There was the pattering of drizzle on the hood of her poncho and nothing else.
Ben sat down beside her and she put her arm around him, said, “You did good hiking, buddy. How you feeling?”
“All right, I guess. Is this it?”
“Yeah, this is it. You could see a lot farther if it wasn’t for the fog.”
“What do we do now?”
She wiped her eyes, took a deep, trembling breath.
“Now, I’m going to say some things about your dad. Maybe some other people will too.”
“Do I have to?”
“Only if you want to.”
“I don’t want to.”
“It doesn’t mean I don’t still love him.”
“I know that.”
“Would he want me to talk about him?”
“Not if it made you feel uncomfortable.”
Theresa shut her eyes, took a moment to gather herself.
She struggled onto her feet.
Her friends were milling around in the ferns, blowing into their hands for warmth.

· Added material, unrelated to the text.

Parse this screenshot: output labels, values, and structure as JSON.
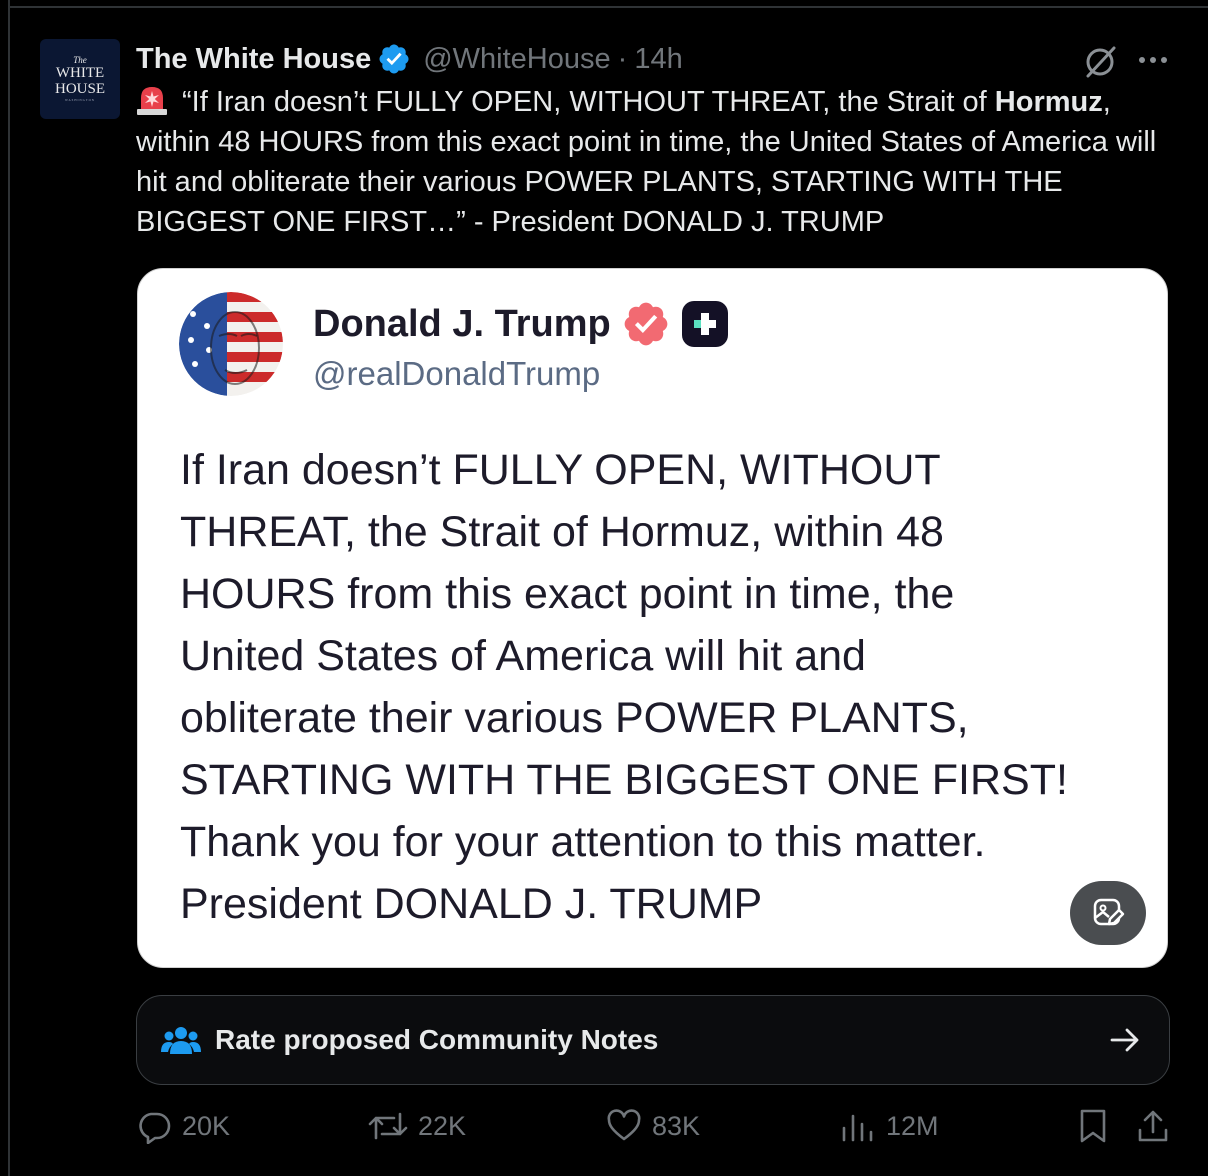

It was raw up on the summit, a strong gale pushing the ferns in green waves and the air cold enough to turn their breath to steam.
She called her friends over and they all stood in a huddle against the rain and the wind.
Theresa told the story of how she and Ethan had taken a trip to the peninsula several months after they’d started dating. They stayed at a B&B in Port Angeles and, late one afternoon, stumbled upon the trailhead to Striped Peak. They reached the summit at sunset on a clear, calm evening, and as she stared across the strait at the long view into southern Canada, Ethan dropped to one knee and proposed.
He’d bought a toy ring from a convenience store vending machine that morning. Said he hadn’t been planning anything like this, but that he’d realized on this trip that he wanted to spend the rest of his life with her. Told her he’d never been happier than in this moment, standing on the top of this mountain and the world spread out beneath them.
“I hadn’t been planning anything like it either,” Theresa said, “but I said yes, and we stayed up there and watched the sun go into the sea. Ethan and I always talked about coming back here for a weekend, but you know what they say about life and making other plans. Anyway, we had our perfect moments...” She kissed the top of her son’s head. “...and our not so perfect ones, but I think Ethan was never happier, never more carefree and hopeful about the future than that sunset on the top of this mountain thirteen years ago. As you know, the circumstances surrounding his disappearance...” She pushed back against the storm of emotion that was waiting, always waiting. “...well, we don’t really have a body or ashes or anything. But...” A smile through the tears. “I did bring this.” She dug an old plastic ring out of her pocket, the gold paint of the band long since flaked away, the flimsy prongs still holding the emerald-colored prism of glass. Some of the others were crying now too. “He did eventually get me a diamond, but it seemed appropriate, if not more cost-efficient, to bring this.” She pulled a garden spade out of her wet backpack. “I want to leave something close to Ethan here, and this feels right. Ben, would you help me?”